Aim of the task - Among the entries, which lines carry the string "title"? Copy each of them.

Page and application data records:
+++++
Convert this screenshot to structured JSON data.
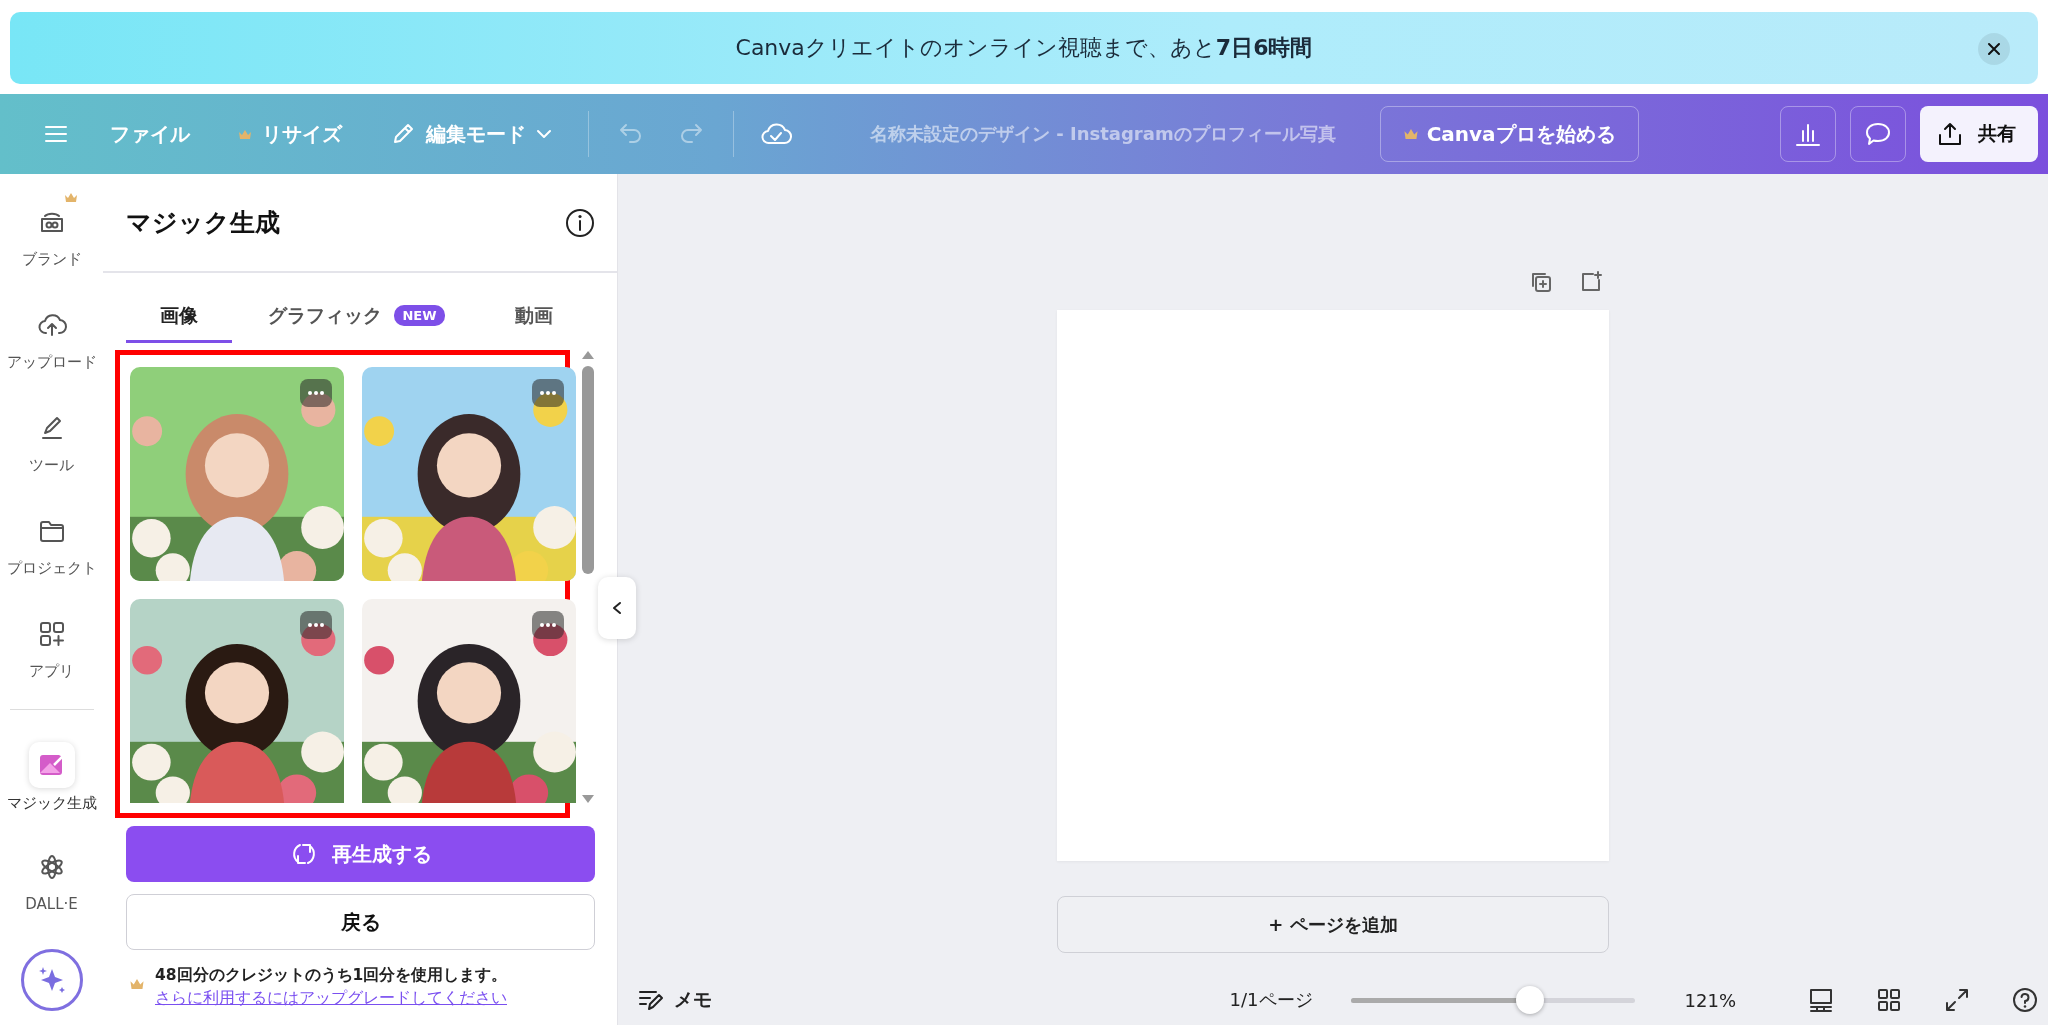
{
  "banner": {
    "text": "Canvaクリエイトのオンライン視聴まで、あと**7日6時間**"
  },
  "toolbar": {
    "menu_items": [
      {
        "label": "ファイル",
        "pro": false
      },
      {
        "label": "リサイズ",
        "pro": true
      }
    ],
    "mode": {
      "label": "編集モード"
    },
    "undo": {
      "disabled": true
    },
    "redo": {
      "disabled": true
    },
    "title": "名称未設定のデザイン - Instagramのプロフィール写真",
    "pro_button": "Canvaプロを始める",
    "share_button": "共有"
  },
  "sidebar": {
    "items": [
      {
        "label": "ブランド",
        "selected": false,
        "pro": true
      },
      {
        "label": "アップロード",
        "selected": false,
        "pro": false
      },
      {
        "label": "ツール",
        "selected": false,
        "pro": false
      },
      {
        "label": "プロジェクト",
        "selected": false,
        "pro": false
      },
      {
        "label": "アプリ",
        "selected": false,
        "pro": false
      },
      {
        "label": "マジック生成",
        "selected": true,
        "pro": false
      },
      {
        "label": "DALL·E",
        "selected": false,
        "pro": false
      }
    ]
  },
  "panel": {
    "title": "マジック生成",
    "tabs": [
      {
        "label": "画像",
        "selected": true
      },
      {
        "label": "グラフィック",
        "selected": false,
        "badge": "NEW"
      },
      {
        "label": "動画",
        "selected": false
      }
    ],
    "regenerate_button": "再生成する",
    "back_button": "戻る",
    "credit_note": "48回分のクレジットのうち1回分を使用します。",
    "upgrade_link": "さらに利用するにはアップグレードしてください"
  },
  "canvas": {
    "add_page_button": "+ ページを追加"
  },
  "status_bar": {
    "notes": "メモ",
    "page": "1/1ページ",
    "zoom": {
      "level": 0.62
    },
    "zoom_reading": "121%"
  }
}
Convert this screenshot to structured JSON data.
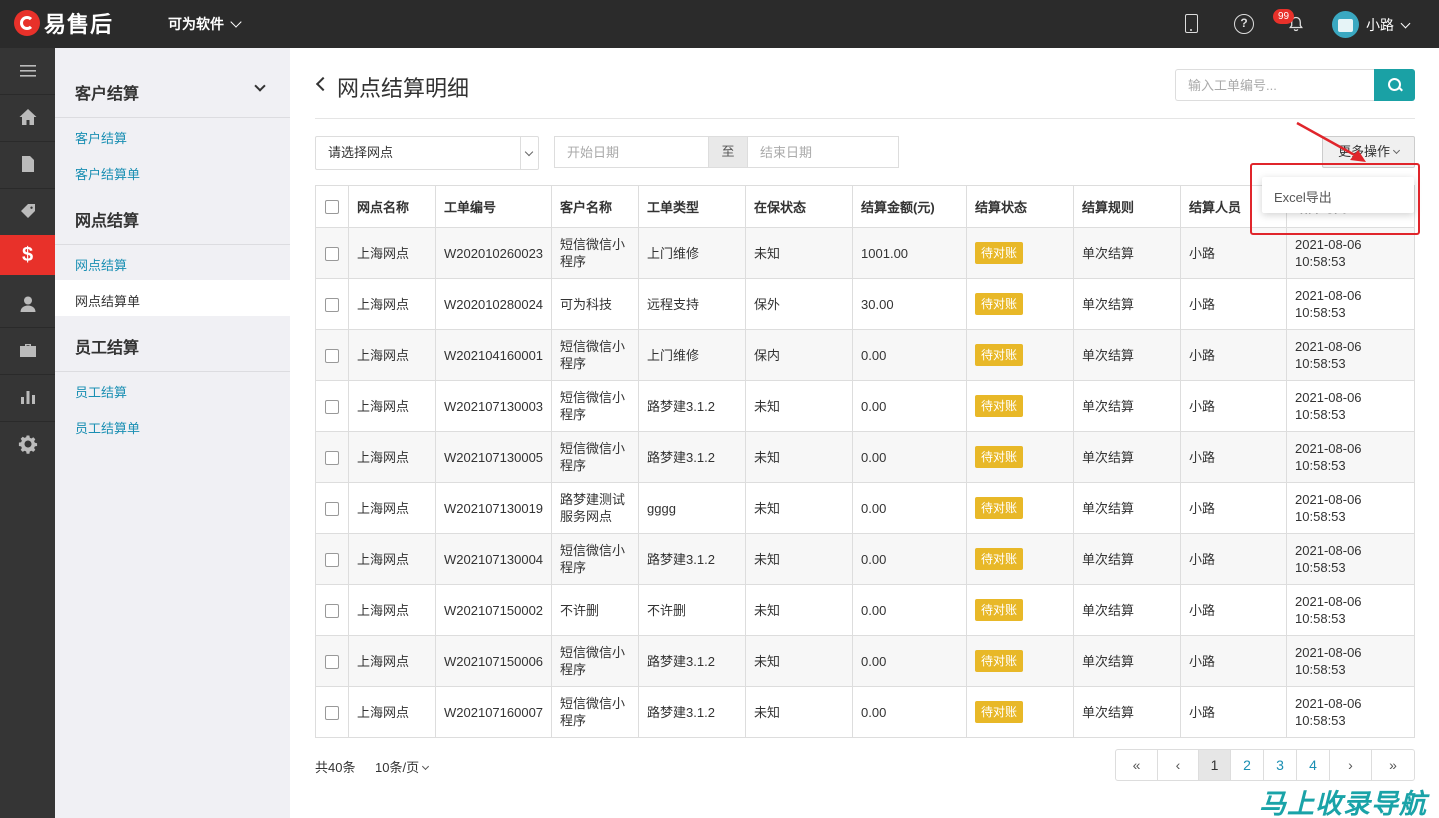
{
  "header": {
    "logo_text": "易售后",
    "company": "可为软件",
    "notification_count": "99",
    "user_name": "小路"
  },
  "side_menu": {
    "groups": [
      {
        "title": "客户结算",
        "items": [
          "客户结算",
          "客户结算单"
        ]
      },
      {
        "title": "网点结算",
        "items": [
          "网点结算",
          "网点结算单"
        ]
      },
      {
        "title": "员工结算",
        "items": [
          "员工结算",
          "员工结算单"
        ]
      }
    ]
  },
  "page": {
    "title": "网点结算明细",
    "search_placeholder": "输入工单编号..."
  },
  "filters": {
    "site_select": "请选择网点",
    "start_date_placeholder": "开始日期",
    "date_separator": "至",
    "end_date_placeholder": "结束日期",
    "more_actions": "更多操作",
    "dropdown_item": "Excel导出"
  },
  "table": {
    "columns": [
      "网点名称",
      "工单编号",
      "客户名称",
      "工单类型",
      "在保状态",
      "结算金额(元)",
      "结算状态",
      "结算规则",
      "结算人员",
      "结算时间"
    ],
    "rows": [
      [
        "上海网点",
        "W202010260023",
        "短信微信小程序",
        "上门维修",
        "未知",
        "1001.00",
        "待对账",
        "单次结算",
        "小路",
        "2021-08-06 10:58:53"
      ],
      [
        "上海网点",
        "W202010280024",
        "可为科技",
        "远程支持",
        "保外",
        "30.00",
        "待对账",
        "单次结算",
        "小路",
        "2021-08-06 10:58:53"
      ],
      [
        "上海网点",
        "W202104160001",
        "短信微信小程序",
        "上门维修",
        "保内",
        "0.00",
        "待对账",
        "单次结算",
        "小路",
        "2021-08-06 10:58:53"
      ],
      [
        "上海网点",
        "W202107130003",
        "短信微信小程序",
        "路梦建3.1.2",
        "未知",
        "0.00",
        "待对账",
        "单次结算",
        "小路",
        "2021-08-06 10:58:53"
      ],
      [
        "上海网点",
        "W202107130005",
        "短信微信小程序",
        "路梦建3.1.2",
        "未知",
        "0.00",
        "待对账",
        "单次结算",
        "小路",
        "2021-08-06 10:58:53"
      ],
      [
        "上海网点",
        "W202107130019",
        "路梦建测试服务网点",
        "gggg",
        "未知",
        "0.00",
        "待对账",
        "单次结算",
        "小路",
        "2021-08-06 10:58:53"
      ],
      [
        "上海网点",
        "W202107130004",
        "短信微信小程序",
        "路梦建3.1.2",
        "未知",
        "0.00",
        "待对账",
        "单次结算",
        "小路",
        "2021-08-06 10:58:53"
      ],
      [
        "上海网点",
        "W202107150002",
        "不许删",
        "不许删",
        "未知",
        "0.00",
        "待对账",
        "单次结算",
        "小路",
        "2021-08-06 10:58:53"
      ],
      [
        "上海网点",
        "W202107150006",
        "短信微信小程序",
        "路梦建3.1.2",
        "未知",
        "0.00",
        "待对账",
        "单次结算",
        "小路",
        "2021-08-06 10:58:53"
      ],
      [
        "上海网点",
        "W202107160007",
        "短信微信小程序",
        "路梦建3.1.2",
        "未知",
        "0.00",
        "待对账",
        "单次结算",
        "小路",
        "2021-08-06 10:58:53"
      ]
    ]
  },
  "footer": {
    "total": "共40条",
    "page_size": "10条/页",
    "pager": [
      "«",
      "‹",
      "1",
      "2",
      "3",
      "4",
      "›",
      "»"
    ],
    "current_page": "1"
  },
  "watermark": "马上收录导航",
  "colors": {
    "accent": "#1aa1a5",
    "brand_red": "#e8312a",
    "tag_yellow": "#e8b828",
    "link": "#1a8fb3"
  }
}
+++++
Problem solution -
    "title": "名称未設定のデザイン - Instagramのプロフィール写真",
    "title": "マジック生成",
        "title": "客户结算",
        "title": "网点结算",
        "title": "员工结算",
    "title": "网点结算明细",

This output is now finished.